DATA TO EXAMINE:
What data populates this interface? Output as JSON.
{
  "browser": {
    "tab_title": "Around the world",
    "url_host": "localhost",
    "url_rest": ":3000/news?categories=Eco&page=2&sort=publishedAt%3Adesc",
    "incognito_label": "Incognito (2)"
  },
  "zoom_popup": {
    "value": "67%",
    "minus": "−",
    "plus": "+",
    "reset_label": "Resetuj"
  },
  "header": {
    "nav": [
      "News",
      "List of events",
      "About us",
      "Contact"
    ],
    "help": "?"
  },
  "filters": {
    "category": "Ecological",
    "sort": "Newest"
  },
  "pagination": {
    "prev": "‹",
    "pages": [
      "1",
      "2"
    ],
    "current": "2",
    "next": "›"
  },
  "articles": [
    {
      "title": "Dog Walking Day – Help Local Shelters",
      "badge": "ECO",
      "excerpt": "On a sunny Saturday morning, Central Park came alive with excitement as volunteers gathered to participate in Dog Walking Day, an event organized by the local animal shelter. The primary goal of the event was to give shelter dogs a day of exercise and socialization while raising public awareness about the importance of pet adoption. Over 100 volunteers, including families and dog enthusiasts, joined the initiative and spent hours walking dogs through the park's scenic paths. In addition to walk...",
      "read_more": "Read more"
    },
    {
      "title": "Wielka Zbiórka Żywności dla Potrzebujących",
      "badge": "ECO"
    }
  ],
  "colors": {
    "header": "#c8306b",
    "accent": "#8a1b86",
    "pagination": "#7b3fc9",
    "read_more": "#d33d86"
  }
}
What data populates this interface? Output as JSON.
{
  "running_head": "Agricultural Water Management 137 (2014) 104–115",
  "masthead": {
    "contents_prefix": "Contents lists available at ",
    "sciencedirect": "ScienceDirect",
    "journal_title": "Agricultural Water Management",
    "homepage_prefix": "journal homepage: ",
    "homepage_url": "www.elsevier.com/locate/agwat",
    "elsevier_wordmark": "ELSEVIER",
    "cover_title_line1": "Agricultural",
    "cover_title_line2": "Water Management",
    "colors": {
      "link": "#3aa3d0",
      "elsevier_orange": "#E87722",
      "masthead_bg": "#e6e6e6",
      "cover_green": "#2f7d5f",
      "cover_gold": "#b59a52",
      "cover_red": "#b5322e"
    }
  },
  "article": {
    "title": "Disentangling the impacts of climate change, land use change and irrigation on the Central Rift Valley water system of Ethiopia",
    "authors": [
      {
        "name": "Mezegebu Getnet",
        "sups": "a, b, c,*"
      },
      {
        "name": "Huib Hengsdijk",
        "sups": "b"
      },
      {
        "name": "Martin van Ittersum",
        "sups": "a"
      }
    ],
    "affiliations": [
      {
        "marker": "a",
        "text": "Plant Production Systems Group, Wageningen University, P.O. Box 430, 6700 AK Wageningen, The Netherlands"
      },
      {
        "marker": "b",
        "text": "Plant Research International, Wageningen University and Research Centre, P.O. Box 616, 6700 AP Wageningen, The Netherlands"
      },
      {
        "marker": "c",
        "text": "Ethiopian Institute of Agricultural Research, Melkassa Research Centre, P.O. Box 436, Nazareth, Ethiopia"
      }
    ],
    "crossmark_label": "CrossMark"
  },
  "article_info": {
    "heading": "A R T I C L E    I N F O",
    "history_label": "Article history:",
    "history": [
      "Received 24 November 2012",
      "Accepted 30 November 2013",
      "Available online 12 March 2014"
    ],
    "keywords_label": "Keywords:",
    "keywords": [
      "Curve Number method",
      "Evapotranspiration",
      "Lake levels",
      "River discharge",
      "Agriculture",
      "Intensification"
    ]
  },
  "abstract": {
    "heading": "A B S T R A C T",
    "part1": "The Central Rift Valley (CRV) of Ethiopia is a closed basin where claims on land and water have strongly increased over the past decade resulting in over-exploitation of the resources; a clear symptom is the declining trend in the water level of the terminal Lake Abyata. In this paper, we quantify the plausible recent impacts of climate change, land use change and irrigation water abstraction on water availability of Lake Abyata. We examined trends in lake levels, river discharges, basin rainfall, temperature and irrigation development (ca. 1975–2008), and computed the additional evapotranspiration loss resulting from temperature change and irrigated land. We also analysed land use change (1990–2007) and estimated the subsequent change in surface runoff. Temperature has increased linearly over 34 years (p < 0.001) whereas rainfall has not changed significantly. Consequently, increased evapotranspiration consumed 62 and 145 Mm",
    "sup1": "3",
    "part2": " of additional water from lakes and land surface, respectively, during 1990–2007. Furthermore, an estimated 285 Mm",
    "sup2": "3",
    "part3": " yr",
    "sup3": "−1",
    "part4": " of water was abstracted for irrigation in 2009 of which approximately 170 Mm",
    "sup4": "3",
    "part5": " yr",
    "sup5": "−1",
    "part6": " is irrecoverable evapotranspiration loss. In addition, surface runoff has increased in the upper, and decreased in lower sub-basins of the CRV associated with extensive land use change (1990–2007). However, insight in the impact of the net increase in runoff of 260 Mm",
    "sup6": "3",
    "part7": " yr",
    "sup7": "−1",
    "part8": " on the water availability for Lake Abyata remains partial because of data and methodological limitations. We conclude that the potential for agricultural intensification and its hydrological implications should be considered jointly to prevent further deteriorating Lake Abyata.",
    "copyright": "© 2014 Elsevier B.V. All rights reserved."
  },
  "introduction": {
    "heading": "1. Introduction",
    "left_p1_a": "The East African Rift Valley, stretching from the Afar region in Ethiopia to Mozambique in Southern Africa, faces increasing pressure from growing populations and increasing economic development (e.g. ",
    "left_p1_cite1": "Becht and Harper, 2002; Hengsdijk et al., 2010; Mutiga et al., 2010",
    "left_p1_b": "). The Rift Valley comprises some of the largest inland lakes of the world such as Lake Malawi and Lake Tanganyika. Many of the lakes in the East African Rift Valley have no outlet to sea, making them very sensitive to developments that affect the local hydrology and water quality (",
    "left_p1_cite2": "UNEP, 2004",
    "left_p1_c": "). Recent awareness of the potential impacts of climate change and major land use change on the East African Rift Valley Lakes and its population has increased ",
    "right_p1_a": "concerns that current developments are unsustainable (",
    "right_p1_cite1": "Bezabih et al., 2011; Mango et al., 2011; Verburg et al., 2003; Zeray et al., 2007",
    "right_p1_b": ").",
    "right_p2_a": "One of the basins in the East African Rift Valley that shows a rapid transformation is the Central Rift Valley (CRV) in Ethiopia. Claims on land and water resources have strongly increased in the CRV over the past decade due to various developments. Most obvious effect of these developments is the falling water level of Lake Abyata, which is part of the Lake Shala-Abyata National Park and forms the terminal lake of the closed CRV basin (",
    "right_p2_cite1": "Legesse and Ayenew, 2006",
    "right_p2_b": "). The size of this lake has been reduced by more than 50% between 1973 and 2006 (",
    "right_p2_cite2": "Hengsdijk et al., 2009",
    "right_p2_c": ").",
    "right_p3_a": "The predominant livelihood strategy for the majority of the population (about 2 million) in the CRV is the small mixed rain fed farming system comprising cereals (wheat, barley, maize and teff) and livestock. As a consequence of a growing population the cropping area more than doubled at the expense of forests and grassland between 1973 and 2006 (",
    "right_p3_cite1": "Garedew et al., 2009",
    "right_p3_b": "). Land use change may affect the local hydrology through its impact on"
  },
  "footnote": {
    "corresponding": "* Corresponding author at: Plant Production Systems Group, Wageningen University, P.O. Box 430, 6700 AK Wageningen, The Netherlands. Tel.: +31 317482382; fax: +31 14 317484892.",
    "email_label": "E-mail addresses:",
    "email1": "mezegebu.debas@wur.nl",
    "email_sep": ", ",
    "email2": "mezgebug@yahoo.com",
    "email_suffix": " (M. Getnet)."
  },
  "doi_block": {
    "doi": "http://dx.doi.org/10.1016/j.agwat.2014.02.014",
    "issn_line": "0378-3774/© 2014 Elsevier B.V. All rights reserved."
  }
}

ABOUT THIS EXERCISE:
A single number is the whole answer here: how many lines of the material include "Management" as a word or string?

WORKED SOLUTION:
3